(Records from a collection)
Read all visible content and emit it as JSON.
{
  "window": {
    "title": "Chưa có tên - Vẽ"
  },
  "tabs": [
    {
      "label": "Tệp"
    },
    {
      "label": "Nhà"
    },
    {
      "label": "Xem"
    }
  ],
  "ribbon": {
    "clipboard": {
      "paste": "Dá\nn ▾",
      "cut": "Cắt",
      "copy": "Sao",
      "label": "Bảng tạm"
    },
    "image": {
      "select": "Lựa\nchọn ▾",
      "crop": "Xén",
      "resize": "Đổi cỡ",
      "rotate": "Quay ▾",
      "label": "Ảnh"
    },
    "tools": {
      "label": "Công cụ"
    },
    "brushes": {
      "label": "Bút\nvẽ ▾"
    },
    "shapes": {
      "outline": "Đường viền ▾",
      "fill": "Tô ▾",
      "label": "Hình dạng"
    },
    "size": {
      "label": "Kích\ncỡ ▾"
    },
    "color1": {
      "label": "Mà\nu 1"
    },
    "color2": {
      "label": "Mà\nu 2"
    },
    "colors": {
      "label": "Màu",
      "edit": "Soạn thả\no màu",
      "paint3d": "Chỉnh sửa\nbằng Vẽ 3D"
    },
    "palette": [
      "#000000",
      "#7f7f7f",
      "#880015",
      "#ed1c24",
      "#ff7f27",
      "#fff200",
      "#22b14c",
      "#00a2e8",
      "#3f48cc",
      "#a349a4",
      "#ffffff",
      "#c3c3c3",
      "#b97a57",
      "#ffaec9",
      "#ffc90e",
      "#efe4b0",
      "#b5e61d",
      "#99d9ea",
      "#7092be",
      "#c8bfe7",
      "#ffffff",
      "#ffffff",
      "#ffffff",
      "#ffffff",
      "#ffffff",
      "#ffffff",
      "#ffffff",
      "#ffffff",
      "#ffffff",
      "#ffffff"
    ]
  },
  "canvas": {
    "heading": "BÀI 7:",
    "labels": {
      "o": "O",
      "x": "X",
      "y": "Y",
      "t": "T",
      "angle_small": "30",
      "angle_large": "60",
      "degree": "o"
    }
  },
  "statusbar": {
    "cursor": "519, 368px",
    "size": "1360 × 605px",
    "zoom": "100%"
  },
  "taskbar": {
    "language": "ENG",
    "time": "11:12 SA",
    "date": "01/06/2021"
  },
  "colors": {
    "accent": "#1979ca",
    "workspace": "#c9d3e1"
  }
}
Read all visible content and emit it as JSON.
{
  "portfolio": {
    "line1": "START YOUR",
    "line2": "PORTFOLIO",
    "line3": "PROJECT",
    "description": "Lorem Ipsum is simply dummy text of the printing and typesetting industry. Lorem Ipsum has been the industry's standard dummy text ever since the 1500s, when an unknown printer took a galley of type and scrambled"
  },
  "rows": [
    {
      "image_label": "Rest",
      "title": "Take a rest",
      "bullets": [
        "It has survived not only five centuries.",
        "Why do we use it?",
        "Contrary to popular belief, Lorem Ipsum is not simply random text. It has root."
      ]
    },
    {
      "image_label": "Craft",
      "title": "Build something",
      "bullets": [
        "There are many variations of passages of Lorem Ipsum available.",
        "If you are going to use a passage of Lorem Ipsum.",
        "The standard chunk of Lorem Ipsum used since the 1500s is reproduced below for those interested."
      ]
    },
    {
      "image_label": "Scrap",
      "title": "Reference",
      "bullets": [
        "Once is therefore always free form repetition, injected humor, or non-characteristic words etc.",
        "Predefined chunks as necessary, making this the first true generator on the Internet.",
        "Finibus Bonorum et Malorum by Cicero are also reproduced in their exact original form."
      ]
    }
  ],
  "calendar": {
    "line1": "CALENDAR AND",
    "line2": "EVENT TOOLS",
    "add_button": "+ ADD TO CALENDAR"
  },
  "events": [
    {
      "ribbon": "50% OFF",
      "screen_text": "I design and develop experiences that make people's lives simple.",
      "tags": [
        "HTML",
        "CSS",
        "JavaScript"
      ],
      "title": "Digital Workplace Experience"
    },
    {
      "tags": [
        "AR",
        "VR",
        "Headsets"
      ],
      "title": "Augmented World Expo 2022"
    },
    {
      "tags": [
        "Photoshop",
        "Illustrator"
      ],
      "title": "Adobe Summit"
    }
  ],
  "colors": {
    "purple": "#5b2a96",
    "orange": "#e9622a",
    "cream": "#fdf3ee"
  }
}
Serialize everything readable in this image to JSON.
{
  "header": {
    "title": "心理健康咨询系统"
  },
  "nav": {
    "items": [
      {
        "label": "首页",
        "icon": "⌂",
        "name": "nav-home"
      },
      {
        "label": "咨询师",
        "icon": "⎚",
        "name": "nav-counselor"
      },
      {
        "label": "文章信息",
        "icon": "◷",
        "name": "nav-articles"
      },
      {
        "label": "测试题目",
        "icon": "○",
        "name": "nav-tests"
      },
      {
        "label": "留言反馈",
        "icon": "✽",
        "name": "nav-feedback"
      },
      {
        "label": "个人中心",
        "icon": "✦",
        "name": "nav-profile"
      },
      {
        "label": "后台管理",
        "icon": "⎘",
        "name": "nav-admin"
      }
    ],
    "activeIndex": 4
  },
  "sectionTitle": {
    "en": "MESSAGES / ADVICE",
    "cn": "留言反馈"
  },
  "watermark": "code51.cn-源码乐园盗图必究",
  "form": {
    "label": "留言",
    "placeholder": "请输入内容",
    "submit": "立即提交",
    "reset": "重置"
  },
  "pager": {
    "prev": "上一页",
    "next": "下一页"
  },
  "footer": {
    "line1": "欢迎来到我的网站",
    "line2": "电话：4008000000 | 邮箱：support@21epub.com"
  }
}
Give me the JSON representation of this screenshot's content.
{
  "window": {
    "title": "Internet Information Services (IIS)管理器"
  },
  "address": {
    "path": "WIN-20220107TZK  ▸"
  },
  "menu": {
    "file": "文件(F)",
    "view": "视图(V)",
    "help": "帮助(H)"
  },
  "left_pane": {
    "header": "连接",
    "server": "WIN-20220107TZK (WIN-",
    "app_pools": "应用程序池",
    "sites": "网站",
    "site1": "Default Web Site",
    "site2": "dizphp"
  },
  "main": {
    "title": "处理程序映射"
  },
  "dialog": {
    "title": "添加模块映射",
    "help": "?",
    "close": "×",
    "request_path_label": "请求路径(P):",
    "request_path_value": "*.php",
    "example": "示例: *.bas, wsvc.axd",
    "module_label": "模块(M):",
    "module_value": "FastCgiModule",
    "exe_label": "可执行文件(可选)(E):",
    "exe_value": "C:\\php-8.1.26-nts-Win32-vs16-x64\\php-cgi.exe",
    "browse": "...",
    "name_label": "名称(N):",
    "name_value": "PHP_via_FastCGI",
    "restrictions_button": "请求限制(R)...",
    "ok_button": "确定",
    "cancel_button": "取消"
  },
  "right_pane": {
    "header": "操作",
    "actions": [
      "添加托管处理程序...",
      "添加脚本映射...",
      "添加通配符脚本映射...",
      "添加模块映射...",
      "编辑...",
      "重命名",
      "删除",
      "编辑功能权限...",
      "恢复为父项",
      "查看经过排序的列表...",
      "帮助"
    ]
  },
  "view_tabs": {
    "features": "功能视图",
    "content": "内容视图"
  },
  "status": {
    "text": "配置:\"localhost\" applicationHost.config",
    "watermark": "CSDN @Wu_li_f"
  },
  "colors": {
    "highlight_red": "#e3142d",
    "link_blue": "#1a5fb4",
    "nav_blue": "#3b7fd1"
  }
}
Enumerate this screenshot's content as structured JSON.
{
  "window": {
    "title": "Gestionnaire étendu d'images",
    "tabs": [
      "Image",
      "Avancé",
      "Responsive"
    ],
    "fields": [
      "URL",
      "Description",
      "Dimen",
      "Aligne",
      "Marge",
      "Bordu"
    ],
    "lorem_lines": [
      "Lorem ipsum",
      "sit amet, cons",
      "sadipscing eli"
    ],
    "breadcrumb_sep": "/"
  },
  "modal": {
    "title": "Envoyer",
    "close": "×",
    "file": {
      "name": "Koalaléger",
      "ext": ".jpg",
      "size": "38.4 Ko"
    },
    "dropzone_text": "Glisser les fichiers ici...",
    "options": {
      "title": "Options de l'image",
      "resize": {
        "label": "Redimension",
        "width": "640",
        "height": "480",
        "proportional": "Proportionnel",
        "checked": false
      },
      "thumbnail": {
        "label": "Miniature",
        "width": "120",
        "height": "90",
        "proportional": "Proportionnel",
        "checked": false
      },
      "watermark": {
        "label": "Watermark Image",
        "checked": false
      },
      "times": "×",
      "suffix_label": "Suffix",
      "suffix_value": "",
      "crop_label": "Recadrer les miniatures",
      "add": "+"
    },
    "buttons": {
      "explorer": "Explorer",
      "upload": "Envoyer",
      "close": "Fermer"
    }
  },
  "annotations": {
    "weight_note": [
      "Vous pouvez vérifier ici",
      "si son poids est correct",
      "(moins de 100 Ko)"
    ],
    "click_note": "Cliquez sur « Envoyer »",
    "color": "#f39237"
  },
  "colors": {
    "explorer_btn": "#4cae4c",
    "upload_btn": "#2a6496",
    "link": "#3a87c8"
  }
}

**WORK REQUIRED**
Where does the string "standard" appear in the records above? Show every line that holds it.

**RESULT FOR THIS TASK**
    "description": "Lorem Ipsum is simply dummy text of the printing and typesetting industry. Lorem Ipsum has been the industry's standard dummy text ever since the 1500s, when an unknown printer took a galley of type and scrambled"
        "The standard chunk of Lorem Ipsum used since the 1500s is reproduced below for those interested."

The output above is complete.